“As the United States Department of Justice attempts to extradite an Australian indicted as head of an international software piracy ring, the battle against software piracy has been spurred by unsubstantiated claims it funds terrorism.
The Department of Justice made the claims before a United States congressional hearing earlier this month but could not provide evidence.
Organised criminal syndicates profit from piracy, according to John G. Malcolm, a deputy assistant attorney general in the criminal division at the Department of Justice. He was addressing the US House Judiciary Committee’s Subcommittee on Courts, the Internet and Intellectual Property oversight hearing, titled “International Copyright Piracy Links to Organised Crime and Terrorism”.
Making the link to terrorism Malcolm said, “Organised crime syndicates are frequently engaged in many types of criminal enterprises, including supporting terrorist activities”.
Malcolm could not cite an actual case where software piracy was linked to terrorism, but said, “it would surprise me greatly if the number were not large”.”
“Operation Buccaneer has seen software pirates put behind bars for several years. Similar penalties should apply to college students downloading pirated material using peer-to-peer applications such as KaZaA, Congressman John Carter – a Texas Republican – told the congressional hearing.
“I think it’d be a good idea to go out and actually bust a couple of these college kids,” said Carter.

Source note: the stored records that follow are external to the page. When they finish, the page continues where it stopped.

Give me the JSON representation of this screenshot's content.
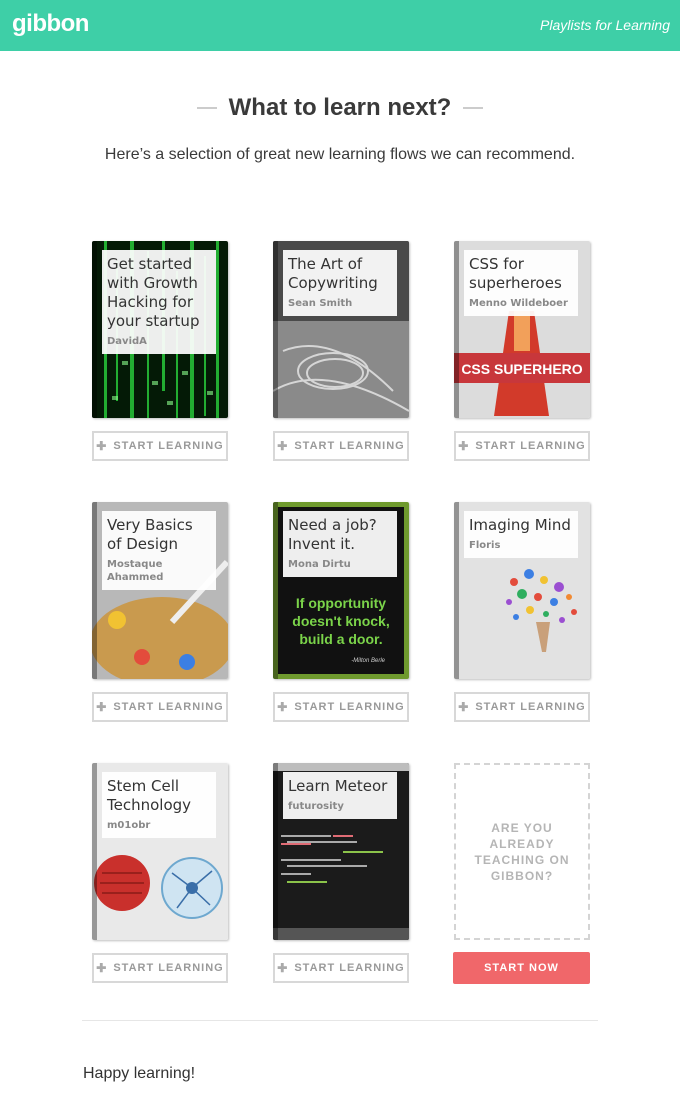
{
  "header": {
    "logo": "gibbon",
    "tagline": "Playlists for Learning"
  },
  "intro": {
    "title": "What to learn next?",
    "subtitle": "Here’s a selection of great new learning flows we can recommend."
  },
  "cards": [
    {
      "title": "Get started with Growth Hacking for your startup",
      "author": "DavidA",
      "button": "START LEARNING"
    },
    {
      "title": "The Art of Copywriting",
      "author": "Sean Smith",
      "button": "START LEARNING"
    },
    {
      "title": "CSS for superheroes",
      "author": "Menno Wildeboer",
      "button": "START LEARNING",
      "cover_text": "CSS SUPERHERO"
    },
    {
      "title": "Very Basics of Design",
      "author": "Mostaque Ahammed",
      "button": "START LEARNING"
    },
    {
      "title": "Need a job? Invent it.",
      "author": "Mona Dirtu",
      "button": "START LEARNING",
      "cover_text": "If opportunity doesn't knock, build a door.",
      "cover_credit": "-Milton Berle"
    },
    {
      "title": "Imaging Mind",
      "author": "Floris",
      "button": "START LEARNING"
    },
    {
      "title": "Stem Cell Technology",
      "author": "m01obr",
      "button": "START LEARNING"
    },
    {
      "title": "Learn Meteor",
      "author": "futurosity",
      "button": "START LEARNING"
    }
  ],
  "teach": {
    "text": "ARE YOU ALREADY TEACHING ON GIBBON?",
    "button": "START NOW"
  },
  "footer": {
    "text": "Happy learning!"
  },
  "colors": {
    "brand": "#3ecfa7",
    "cta": "#f0676a"
  }
}
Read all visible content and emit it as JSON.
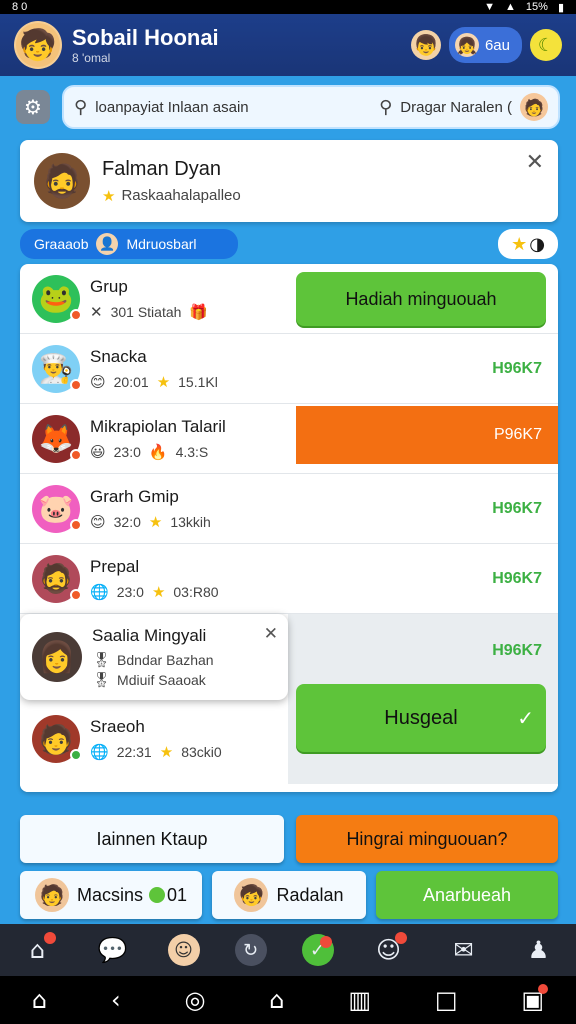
{
  "status": {
    "left": "8 0",
    "right_text": "15%"
  },
  "header": {
    "title": "Sobail Hoonai",
    "subtitle": "8 'omal",
    "pill_label": "6au"
  },
  "search": {
    "value": "loanpayiat Inlaan asain",
    "right_text": "Dragar Naralen ("
  },
  "profile": {
    "name": "Falman Dyan",
    "subtitle": "Raskaahalapalleo"
  },
  "section": {
    "tab_left": "Graaaob",
    "tab_right": "Mdruosbarl"
  },
  "rows": [
    {
      "name": "Grup",
      "meta1": "301 Stiatah",
      "meta2": "",
      "score": "",
      "action": "Hadiah minguouah"
    },
    {
      "name": "Snacka",
      "meta1": "20:01",
      "meta2": "15.1Kl",
      "score": "H96K7",
      "action": ""
    },
    {
      "name": "Mikrapiolan Talaril",
      "meta1": "23:0",
      "meta2": "4.3:S",
      "score": "",
      "action": "P96K7"
    },
    {
      "name": "Grarh Gmip",
      "meta1": "32:0",
      "meta2": "13kkih",
      "score": "H96K7",
      "action": ""
    },
    {
      "name": "Prepal",
      "meta1": "23:0",
      "meta2": "03:R80",
      "score": "H96K7",
      "action": ""
    },
    {
      "name": "Saalia Mingyali",
      "meta1": "Bdndar Bazhan",
      "meta2": "Mdiuif Saaoak",
      "score": "H96K7",
      "action": ""
    },
    {
      "name": "Sraeoh",
      "meta1": "22:31",
      "meta2": "83cki0",
      "score": "",
      "action": "Husgeal"
    }
  ],
  "actions": {
    "left": "Iainnen Ktaup",
    "right": "Hingrai minguouan?",
    "user1_label": "Macsins",
    "user1_count": "01",
    "user2_label": "Radalan",
    "green": "Anarbueah"
  },
  "colors": {
    "header_bg": "#1d3e8a",
    "accent_blue": "#1b74e0",
    "green": "#5ec43a",
    "orange": "#f36f12",
    "score_green": "#3cb043"
  },
  "icons": {
    "tabbar": [
      "home-icon",
      "chat-icon",
      "face-icon",
      "refresh-icon",
      "bell-icon",
      "robot-icon",
      "mail-icon",
      "person-icon"
    ],
    "navbar": [
      "home-icon",
      "back-icon",
      "circle-icon",
      "house-icon",
      "pages-icon",
      "square-icon",
      "bag-icon"
    ]
  }
}
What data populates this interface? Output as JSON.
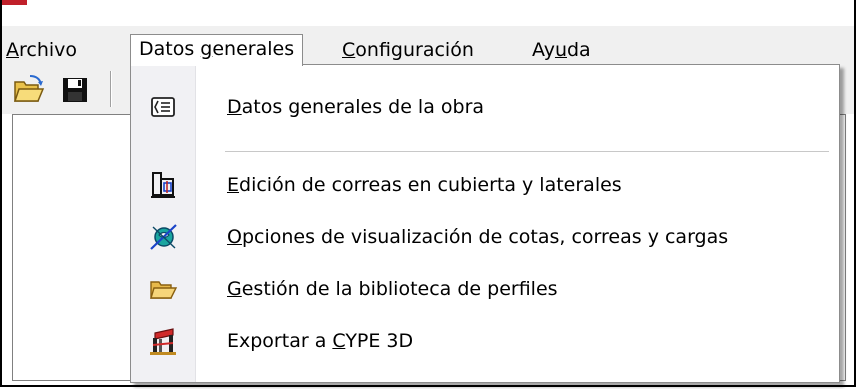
{
  "menubar": {
    "items": [
      {
        "pre": "",
        "accel": "A",
        "post": "rchivo"
      },
      {
        "pre": "Datos ",
        "accel": "g",
        "post": "enerales"
      },
      {
        "pre": "",
        "accel": "C",
        "post": "onfiguración"
      },
      {
        "pre": "Ay",
        "accel": "u",
        "post": "da"
      }
    ]
  },
  "toolbar": {
    "buttons": [
      "open-folder-icon",
      "save-disk-icon"
    ]
  },
  "dropdown": {
    "items": [
      {
        "icon": "general-data-icon",
        "pre": "",
        "accel": "D",
        "post": "atos generales de la obra"
      },
      {
        "icon": "purlin-edit-icon",
        "pre": "",
        "accel": "E",
        "post": "dición de correas en cubierta y laterales"
      },
      {
        "icon": "visualization-options-icon",
        "pre": "",
        "accel": "O",
        "post": "pciones de visualización de cotas, correas y cargas"
      },
      {
        "icon": "profile-library-folder-icon",
        "pre": "",
        "accel": "G",
        "post": "estión de la biblioteca de perfiles"
      },
      {
        "icon": "export-cype3d-icon",
        "pre": "Exportar a ",
        "accel": "C",
        "post": "YPE 3D"
      }
    ]
  },
  "colors": {
    "menubar_bg": "#f0f0f0",
    "menu_gutter": "#f1f1f4",
    "accent_red": "#c0202a"
  }
}
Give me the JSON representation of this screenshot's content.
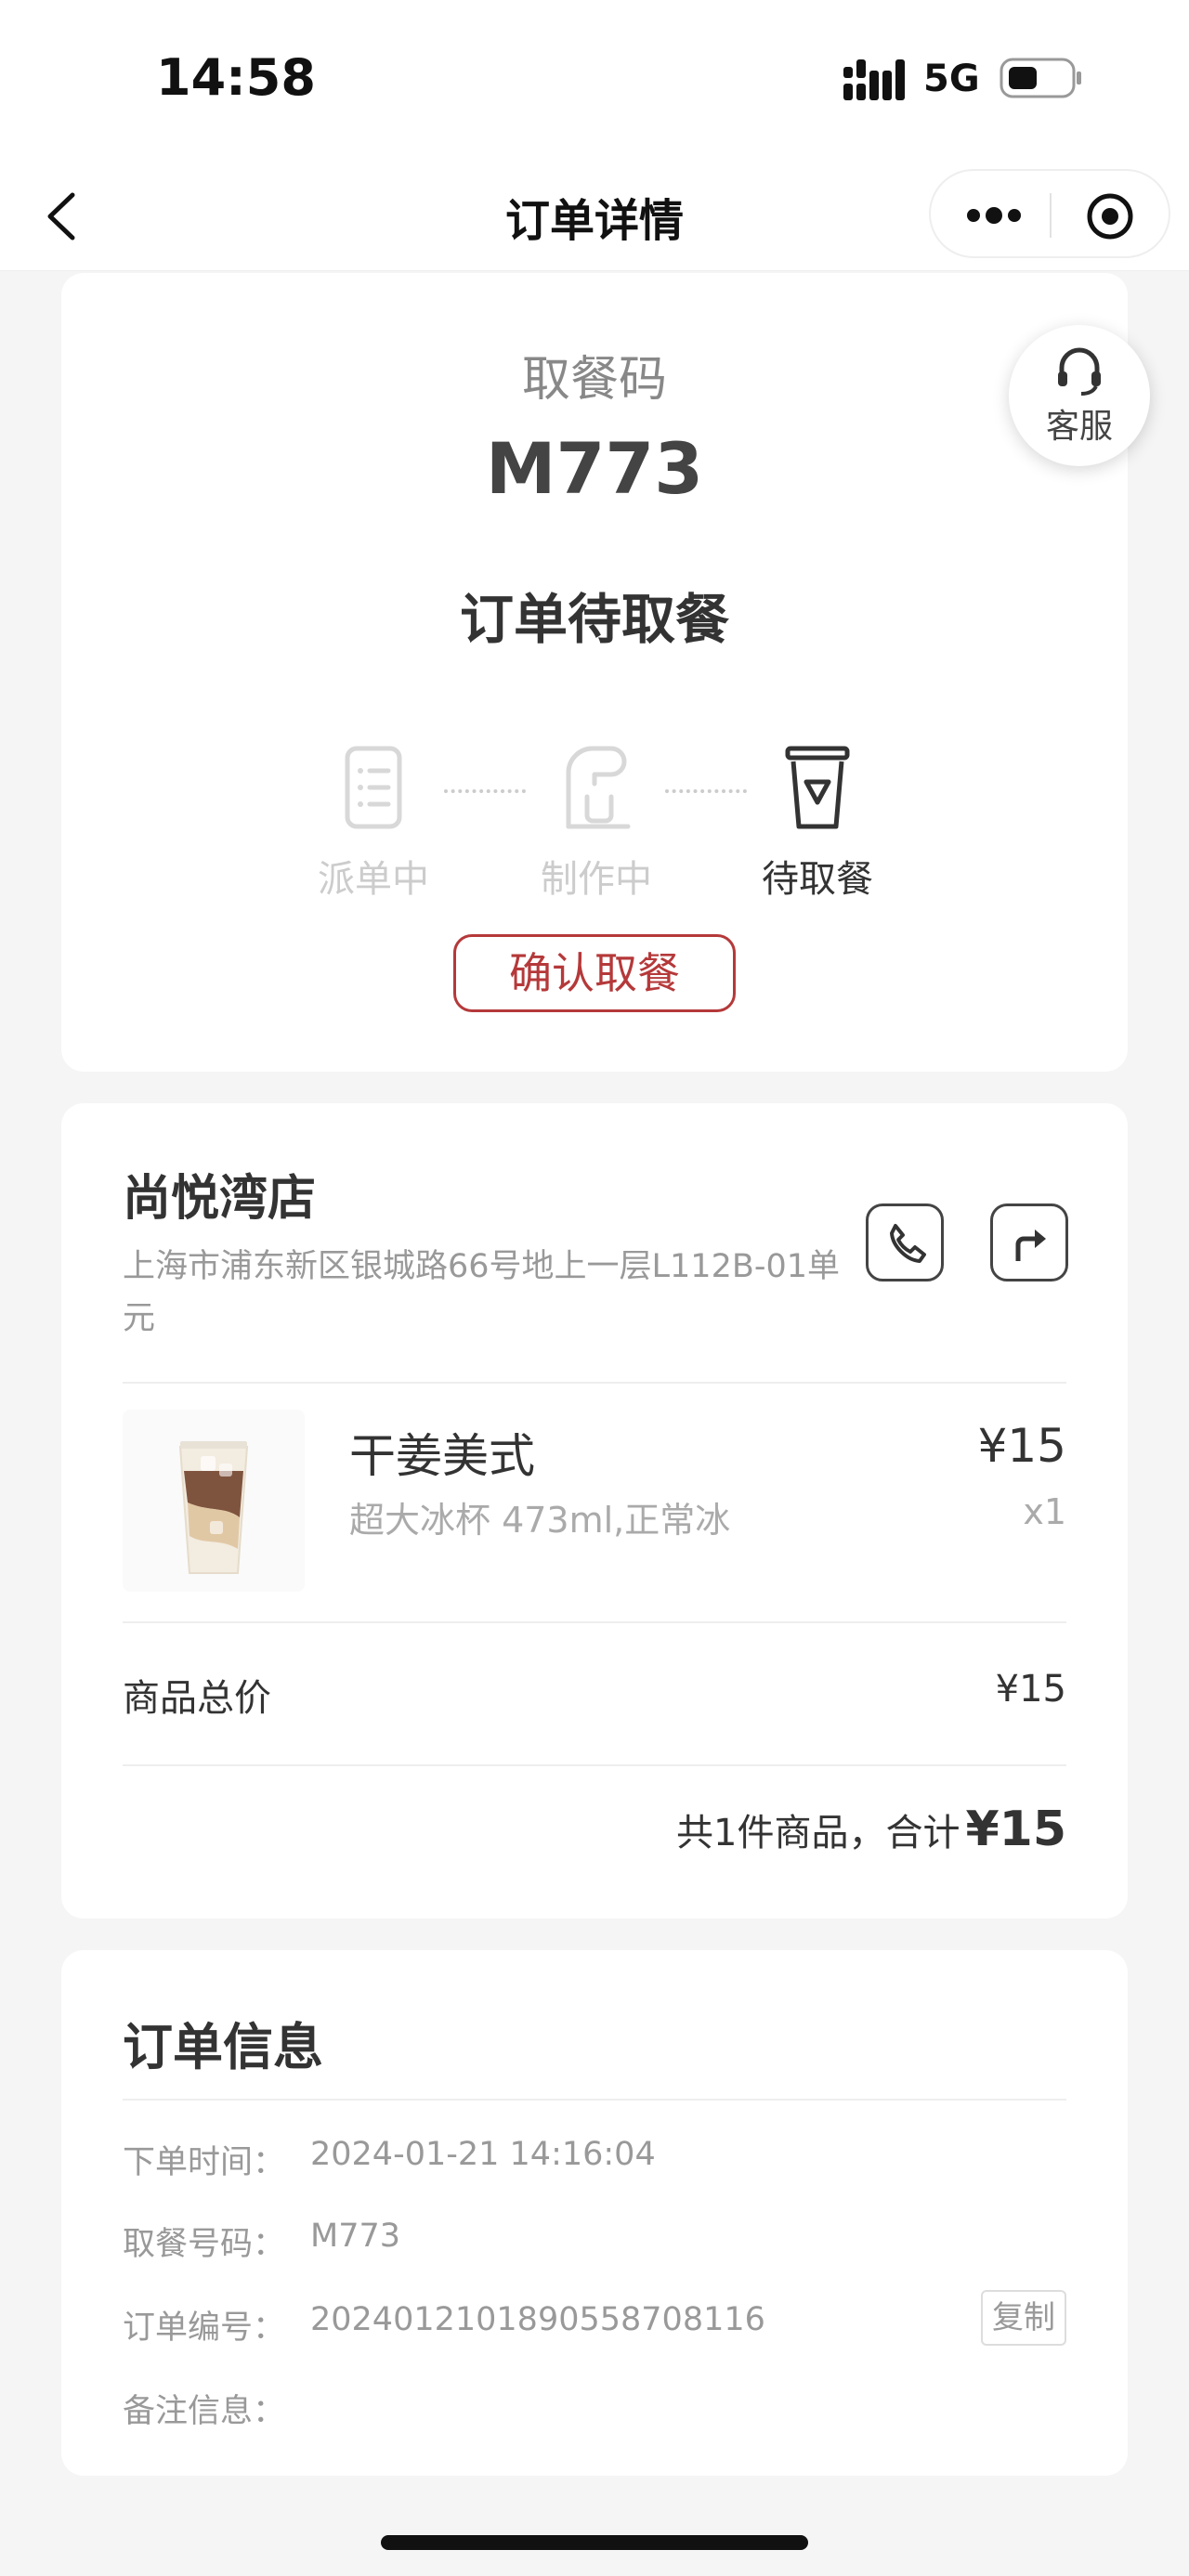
{
  "status_bar": {
    "time": "14:58",
    "network": "5G"
  },
  "nav": {
    "title": "订单详情"
  },
  "pickup": {
    "label": "取餐码",
    "code": "M773",
    "status": "订单待取餐",
    "steps": [
      "派单中",
      "制作中",
      "待取餐"
    ],
    "active_step": 3,
    "confirm_label": "确认取餐"
  },
  "customer_service": {
    "label": "客服"
  },
  "store": {
    "name": "尚悦湾店",
    "address": "上海市浦东新区银城路66号地上一层L112B-01单元"
  },
  "product": {
    "name": "干姜美式",
    "spec": "超大冰杯 473ml,正常冰",
    "price": "¥15",
    "qty": "x1"
  },
  "totals": {
    "subtotal_label": "商品总价",
    "subtotal_value": "¥15",
    "summary_prefix": "共1件商品，合计",
    "total": "¥15"
  },
  "order_info": {
    "title": "订单信息",
    "rows": [
      {
        "key": "下单时间：",
        "value": "2024-01-21 14:16:04"
      },
      {
        "key": "取餐号码：",
        "value": "M773"
      },
      {
        "key": "订单编号：",
        "value": "20240121018905587081​16"
      },
      {
        "key": "备注信息：",
        "value": ""
      }
    ],
    "copy_label": "复制"
  },
  "colors": {
    "accent": "#b5393a",
    "background": "#f5f5f5"
  }
}
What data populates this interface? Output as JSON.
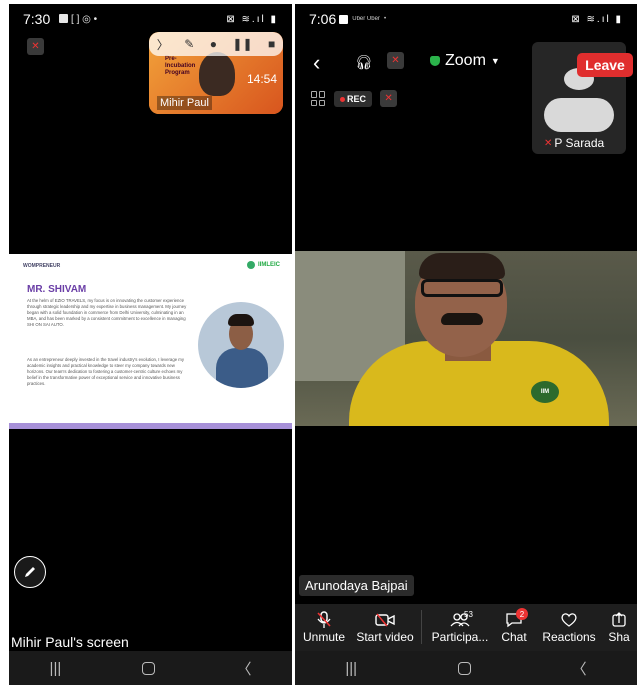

“If you want to see college kids duck and run, you let them read the papers and somebody’s got a 33-month sentence in the federal penitentiary for downloading copyrighted materials.”"